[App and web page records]
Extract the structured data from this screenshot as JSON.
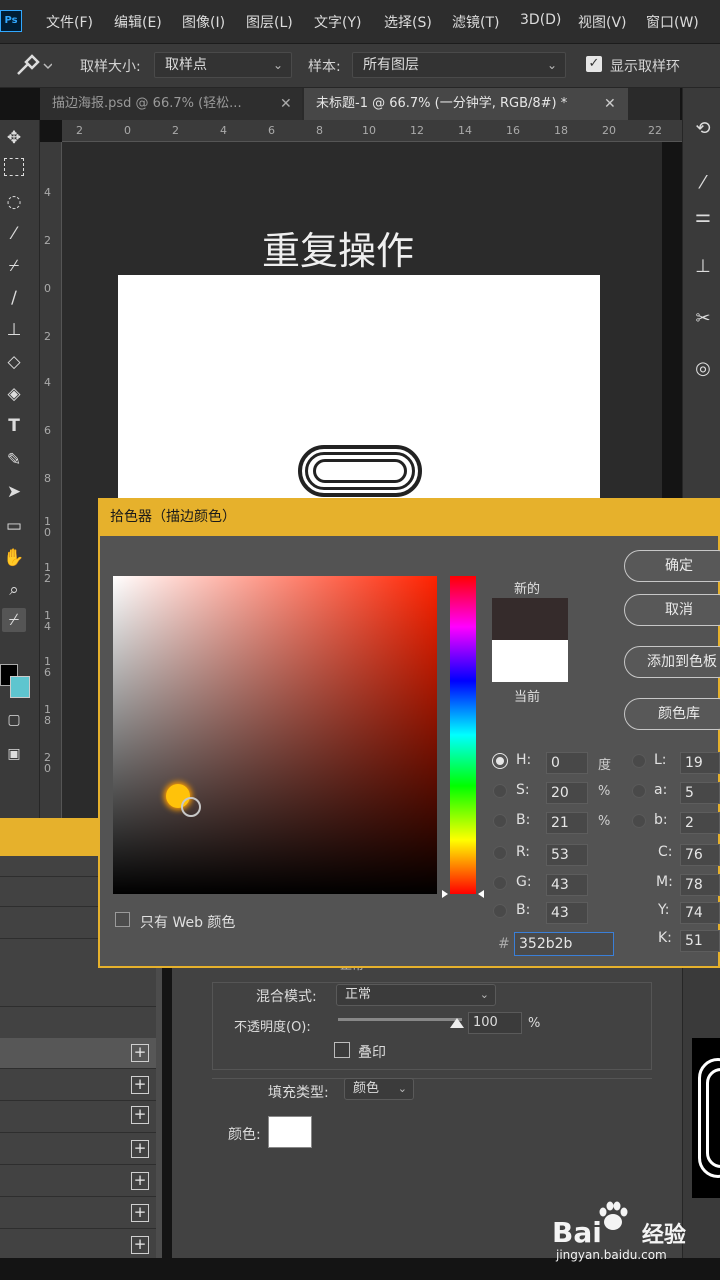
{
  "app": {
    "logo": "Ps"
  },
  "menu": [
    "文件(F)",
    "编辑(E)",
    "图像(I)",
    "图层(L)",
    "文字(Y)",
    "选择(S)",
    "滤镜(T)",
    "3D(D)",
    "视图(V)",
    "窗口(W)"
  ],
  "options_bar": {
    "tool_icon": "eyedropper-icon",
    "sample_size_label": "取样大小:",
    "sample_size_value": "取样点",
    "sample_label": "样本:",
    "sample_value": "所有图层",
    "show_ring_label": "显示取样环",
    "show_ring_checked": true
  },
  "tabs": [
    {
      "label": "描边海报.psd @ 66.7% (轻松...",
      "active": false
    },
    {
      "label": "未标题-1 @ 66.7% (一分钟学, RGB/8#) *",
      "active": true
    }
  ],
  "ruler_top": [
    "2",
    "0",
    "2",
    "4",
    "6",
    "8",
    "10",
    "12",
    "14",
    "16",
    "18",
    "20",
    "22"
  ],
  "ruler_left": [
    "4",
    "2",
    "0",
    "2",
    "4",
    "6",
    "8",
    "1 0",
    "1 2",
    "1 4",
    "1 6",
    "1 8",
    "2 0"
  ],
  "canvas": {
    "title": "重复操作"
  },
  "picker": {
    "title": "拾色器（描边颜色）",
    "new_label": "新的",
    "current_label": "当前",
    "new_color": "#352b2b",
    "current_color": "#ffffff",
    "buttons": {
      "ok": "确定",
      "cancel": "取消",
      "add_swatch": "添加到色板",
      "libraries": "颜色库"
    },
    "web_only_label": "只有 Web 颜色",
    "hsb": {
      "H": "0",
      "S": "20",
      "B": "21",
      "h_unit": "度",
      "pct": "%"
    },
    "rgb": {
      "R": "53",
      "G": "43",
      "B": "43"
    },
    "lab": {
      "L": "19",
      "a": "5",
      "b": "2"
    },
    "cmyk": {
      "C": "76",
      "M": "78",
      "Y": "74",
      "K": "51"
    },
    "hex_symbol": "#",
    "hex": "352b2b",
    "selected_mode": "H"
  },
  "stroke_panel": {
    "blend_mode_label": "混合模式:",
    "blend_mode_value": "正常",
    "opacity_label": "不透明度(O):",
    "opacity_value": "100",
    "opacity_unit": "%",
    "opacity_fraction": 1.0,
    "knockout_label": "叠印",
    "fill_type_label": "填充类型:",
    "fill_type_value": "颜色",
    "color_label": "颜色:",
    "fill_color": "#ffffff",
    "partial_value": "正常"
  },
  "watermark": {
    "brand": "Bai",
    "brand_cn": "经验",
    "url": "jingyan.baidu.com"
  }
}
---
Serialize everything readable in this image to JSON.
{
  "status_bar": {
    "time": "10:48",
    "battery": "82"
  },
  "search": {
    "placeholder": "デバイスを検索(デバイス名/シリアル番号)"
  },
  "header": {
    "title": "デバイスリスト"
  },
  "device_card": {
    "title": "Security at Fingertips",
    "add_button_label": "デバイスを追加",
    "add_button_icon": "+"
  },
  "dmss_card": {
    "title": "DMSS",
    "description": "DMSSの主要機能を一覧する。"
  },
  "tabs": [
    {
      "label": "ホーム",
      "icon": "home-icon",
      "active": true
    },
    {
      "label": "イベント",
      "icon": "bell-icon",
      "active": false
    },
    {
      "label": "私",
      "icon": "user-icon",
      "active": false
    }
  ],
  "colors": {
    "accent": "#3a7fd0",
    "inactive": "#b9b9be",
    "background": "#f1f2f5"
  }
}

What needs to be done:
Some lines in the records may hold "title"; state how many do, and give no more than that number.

Response area:
5